As of the end of March, PSBC had 40,057 retail outlets serving a client base very different to those of other nationwide commercial banks. Its geographical coverage is also much wider compared with regional rural lenders such as Chongqing Rural Commercial Bank.
At the end of 2015, PSBC had 505 million customers, more than one-third of China's population and 50% larger than the entire US population.
Lower default rate
One banker familiar with the situation said the default rate of personal loans in rural areas, which accounted for 48.7% of PSBC’s loan book as of the end of March, are relatively lower because the terms and structures of these loans are usually simpler.
“Rural residents usually lend for personal reasons, such as buying a car, repairing their equipment, or sending their children for education in developed cities. They are usually able to pay off their loans,” said one head of China equity capital markets at a bulge-bracket investment bank. “That is contrary to corporate loans in developed regions, which could be used for investment purposes.”

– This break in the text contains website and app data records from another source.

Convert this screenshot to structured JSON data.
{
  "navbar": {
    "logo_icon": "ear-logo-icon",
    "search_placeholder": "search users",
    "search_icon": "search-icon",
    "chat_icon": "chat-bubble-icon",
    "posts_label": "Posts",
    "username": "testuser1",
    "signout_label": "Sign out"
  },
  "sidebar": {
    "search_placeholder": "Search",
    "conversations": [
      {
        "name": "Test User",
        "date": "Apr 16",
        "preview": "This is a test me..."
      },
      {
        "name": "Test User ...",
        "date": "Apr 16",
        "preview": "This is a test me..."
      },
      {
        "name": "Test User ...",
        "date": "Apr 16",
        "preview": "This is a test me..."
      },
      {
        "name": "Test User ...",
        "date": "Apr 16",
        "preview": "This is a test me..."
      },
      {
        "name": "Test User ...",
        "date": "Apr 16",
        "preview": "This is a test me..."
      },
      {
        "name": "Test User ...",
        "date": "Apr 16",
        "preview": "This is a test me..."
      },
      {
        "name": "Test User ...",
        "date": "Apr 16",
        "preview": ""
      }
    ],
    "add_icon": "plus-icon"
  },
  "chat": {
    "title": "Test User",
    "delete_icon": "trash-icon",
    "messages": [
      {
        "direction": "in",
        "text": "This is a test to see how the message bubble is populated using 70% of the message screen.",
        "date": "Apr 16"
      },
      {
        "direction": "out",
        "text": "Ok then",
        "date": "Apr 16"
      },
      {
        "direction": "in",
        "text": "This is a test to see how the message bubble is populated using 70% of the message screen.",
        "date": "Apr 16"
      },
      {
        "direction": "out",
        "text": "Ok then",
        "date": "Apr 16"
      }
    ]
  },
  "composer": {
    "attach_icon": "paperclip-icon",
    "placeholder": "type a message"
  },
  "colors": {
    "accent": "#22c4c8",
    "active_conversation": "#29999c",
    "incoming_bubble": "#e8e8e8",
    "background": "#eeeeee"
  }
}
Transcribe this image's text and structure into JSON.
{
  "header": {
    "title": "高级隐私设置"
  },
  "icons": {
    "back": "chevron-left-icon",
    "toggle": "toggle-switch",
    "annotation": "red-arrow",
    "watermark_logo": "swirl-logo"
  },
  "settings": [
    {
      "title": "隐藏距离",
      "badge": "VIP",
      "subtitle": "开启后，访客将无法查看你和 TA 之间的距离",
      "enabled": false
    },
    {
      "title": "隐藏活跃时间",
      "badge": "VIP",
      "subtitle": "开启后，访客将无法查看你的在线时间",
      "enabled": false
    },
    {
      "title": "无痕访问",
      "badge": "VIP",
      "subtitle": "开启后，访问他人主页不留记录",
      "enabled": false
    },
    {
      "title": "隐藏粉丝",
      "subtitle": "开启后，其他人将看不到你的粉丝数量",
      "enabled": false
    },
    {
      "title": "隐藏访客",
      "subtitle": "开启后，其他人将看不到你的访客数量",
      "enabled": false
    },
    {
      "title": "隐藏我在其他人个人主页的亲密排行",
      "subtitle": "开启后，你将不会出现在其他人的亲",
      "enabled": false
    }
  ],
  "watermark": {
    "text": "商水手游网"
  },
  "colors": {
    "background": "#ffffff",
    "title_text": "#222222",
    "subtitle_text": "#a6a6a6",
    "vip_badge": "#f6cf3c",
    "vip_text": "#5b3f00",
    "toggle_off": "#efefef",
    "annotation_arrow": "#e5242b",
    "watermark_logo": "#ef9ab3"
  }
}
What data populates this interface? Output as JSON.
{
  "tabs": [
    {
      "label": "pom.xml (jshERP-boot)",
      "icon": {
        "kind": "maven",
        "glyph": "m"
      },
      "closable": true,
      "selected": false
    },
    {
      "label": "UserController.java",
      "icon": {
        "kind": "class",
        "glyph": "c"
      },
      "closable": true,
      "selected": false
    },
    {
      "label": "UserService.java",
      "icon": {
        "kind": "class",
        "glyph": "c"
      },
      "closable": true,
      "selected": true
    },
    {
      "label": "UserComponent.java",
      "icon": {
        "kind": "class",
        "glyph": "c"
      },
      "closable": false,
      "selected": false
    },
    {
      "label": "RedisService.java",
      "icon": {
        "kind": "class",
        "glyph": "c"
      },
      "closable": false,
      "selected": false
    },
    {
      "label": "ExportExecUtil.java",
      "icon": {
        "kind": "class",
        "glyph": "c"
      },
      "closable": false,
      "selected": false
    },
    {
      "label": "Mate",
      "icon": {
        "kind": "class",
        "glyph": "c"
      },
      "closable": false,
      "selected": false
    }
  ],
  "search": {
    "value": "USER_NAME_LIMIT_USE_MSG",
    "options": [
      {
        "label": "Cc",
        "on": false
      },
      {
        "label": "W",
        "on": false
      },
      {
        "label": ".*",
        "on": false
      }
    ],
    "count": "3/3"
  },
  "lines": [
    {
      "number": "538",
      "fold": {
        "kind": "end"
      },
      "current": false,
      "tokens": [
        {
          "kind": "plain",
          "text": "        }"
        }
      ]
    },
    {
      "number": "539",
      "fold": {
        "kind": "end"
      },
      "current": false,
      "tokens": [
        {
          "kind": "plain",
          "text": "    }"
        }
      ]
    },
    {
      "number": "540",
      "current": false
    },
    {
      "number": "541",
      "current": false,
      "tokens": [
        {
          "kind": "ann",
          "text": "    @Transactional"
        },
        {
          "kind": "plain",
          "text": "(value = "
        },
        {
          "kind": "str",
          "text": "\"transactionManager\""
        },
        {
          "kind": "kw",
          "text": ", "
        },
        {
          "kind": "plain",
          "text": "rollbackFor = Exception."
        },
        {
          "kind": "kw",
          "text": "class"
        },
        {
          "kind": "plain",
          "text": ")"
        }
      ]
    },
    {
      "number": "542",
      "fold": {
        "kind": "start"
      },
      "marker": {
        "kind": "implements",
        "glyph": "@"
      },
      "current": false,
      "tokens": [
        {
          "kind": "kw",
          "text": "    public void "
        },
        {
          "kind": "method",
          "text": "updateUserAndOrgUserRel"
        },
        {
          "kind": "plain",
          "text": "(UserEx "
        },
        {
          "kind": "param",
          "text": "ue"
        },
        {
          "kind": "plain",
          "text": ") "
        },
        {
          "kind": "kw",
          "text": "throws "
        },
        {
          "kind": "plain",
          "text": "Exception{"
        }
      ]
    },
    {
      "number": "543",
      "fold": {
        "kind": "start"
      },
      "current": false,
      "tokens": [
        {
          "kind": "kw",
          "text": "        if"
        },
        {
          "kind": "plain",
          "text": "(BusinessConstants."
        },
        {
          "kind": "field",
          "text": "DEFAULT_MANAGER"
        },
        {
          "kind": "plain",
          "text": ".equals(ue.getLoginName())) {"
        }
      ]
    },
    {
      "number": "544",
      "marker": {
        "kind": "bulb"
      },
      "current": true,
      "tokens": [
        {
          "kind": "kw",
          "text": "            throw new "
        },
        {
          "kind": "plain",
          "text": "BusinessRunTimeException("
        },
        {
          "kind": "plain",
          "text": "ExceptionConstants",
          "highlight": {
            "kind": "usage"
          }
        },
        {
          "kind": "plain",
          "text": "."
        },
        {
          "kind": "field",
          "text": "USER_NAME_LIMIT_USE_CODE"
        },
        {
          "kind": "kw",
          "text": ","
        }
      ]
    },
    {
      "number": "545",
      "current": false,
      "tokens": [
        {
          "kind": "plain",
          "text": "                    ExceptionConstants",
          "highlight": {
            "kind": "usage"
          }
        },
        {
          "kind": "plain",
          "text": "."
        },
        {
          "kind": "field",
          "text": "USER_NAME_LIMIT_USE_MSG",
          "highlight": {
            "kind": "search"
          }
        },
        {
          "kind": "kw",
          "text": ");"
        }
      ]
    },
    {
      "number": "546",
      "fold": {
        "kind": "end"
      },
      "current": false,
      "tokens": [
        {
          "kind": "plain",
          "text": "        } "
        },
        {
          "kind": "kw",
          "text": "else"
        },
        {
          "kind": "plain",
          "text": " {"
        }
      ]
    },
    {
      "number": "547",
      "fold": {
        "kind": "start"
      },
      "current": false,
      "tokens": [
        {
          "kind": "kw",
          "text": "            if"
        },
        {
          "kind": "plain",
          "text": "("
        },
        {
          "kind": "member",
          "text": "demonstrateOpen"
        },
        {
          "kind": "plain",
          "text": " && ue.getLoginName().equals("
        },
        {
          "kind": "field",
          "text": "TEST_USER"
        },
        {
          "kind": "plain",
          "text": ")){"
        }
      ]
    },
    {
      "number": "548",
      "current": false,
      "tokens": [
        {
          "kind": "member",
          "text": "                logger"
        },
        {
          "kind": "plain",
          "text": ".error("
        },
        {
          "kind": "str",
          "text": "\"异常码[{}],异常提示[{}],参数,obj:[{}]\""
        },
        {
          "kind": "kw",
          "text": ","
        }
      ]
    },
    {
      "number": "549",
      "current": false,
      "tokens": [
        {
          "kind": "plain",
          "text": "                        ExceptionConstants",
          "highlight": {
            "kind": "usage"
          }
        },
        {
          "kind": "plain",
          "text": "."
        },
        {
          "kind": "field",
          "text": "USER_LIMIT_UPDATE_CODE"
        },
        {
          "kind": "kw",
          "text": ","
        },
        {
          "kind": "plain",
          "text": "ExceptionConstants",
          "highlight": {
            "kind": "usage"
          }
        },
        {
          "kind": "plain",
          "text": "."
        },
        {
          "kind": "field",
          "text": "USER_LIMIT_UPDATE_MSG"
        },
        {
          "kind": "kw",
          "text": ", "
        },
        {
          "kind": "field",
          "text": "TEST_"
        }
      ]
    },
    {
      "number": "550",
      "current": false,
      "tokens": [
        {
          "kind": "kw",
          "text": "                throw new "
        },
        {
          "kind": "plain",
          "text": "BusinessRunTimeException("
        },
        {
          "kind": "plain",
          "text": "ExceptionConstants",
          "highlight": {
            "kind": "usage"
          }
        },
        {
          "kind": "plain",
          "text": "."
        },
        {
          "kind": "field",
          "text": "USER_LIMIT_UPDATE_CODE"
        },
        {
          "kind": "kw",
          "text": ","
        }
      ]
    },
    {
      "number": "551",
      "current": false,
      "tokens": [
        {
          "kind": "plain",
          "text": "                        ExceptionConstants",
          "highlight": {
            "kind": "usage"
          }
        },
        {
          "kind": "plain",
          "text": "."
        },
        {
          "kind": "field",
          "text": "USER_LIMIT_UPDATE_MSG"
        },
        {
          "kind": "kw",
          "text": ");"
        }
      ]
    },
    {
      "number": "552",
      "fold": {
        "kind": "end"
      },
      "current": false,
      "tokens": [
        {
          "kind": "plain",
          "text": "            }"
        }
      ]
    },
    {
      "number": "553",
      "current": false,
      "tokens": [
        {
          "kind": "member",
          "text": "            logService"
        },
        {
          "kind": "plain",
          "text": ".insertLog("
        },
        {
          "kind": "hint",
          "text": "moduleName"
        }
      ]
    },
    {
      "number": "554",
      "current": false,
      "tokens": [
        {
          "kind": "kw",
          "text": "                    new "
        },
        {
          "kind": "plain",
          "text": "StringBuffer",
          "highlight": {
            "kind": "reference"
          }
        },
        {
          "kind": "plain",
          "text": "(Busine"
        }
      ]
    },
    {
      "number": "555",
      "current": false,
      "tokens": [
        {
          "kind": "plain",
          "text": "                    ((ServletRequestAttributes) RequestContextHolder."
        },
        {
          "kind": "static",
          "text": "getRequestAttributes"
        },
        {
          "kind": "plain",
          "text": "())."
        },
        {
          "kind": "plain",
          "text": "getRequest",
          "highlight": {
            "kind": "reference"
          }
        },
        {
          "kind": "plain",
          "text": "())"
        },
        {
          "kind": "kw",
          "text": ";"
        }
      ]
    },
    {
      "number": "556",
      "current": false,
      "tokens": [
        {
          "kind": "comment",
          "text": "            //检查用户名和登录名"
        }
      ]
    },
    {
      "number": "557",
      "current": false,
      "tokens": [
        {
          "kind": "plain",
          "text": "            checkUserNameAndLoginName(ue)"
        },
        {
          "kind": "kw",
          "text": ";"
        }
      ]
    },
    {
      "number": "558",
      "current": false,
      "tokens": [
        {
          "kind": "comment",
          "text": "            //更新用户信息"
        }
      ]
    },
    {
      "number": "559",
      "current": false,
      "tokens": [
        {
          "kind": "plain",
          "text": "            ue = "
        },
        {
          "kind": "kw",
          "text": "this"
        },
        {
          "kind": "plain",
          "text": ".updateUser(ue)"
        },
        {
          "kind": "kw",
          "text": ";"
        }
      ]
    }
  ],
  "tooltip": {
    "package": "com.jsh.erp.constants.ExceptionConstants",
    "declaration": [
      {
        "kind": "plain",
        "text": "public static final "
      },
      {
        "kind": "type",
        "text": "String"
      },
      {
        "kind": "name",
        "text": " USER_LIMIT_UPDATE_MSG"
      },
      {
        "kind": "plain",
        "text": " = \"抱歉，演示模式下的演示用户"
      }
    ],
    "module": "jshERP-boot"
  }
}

PSBC’s non-performing loan ratio, a key measure of asset quality and financial health, was 0.81% at the end of March. It was more than 50% lower than the industry average of 1.75% and the Big 4 average of 1.78%, illustrating the degree to which PSBC is less risky in terms of its lending exposure.
Syndicate analysts said PSBC’s higher allowance coverage ratio of 286.7% (compared with the average 154.7% for listed state-owned banks) means it is more defensively positioned, given China’s slowing economic growth and weakening credit cycle.
“PSBC will appeal to investors that [want a] safer and more defensive investment in the banking sector that makes regular dividend payments,” the second banker said.
On the flip side, the PSBC faces operational challenges since China's rural residents are increasingly able to access the internet banking services of its competitors.
The bank, which hopes wealth management will be one of its key growth drivers, is also likely to face competition from internet-based financial service platforms such as Yuebao, the online mutual fund management arm of internet giant Alibaba.
PSBC's corporate lending business faces skewed credit risks too because China Railway Corporation is easily its largest single borrower. The state-owned railway group’s Rmb243 billion ($36.4 billion) loan accounts for 25% of the bank's corporate loan book.
In addition, it is almost certain PSBC will sell shares at a significant premium to other Hong Kong-listed Chinese banks since all of them currently trade below their respective book values. This is because state-owned Chinese banks are not allowed to sell their shares at sub-book value in an IPO.
UBS has estimated that the bank’s fair value should lie between $49 billion and $63 billion, or 0.93 to 1.19 times PSBC’s estimated 2016 book value of HK$411 billion ($53 billion).
PSBC will likely to be a low-alpha stock given its defensive nature, which means it is less likely to offer any surprises on its earnings in the short term. The lender’s high exposure to retail Chinese also implies that it could suffer if China’s economic slowdown is faster than expected, potentially dragging down overall loan growth.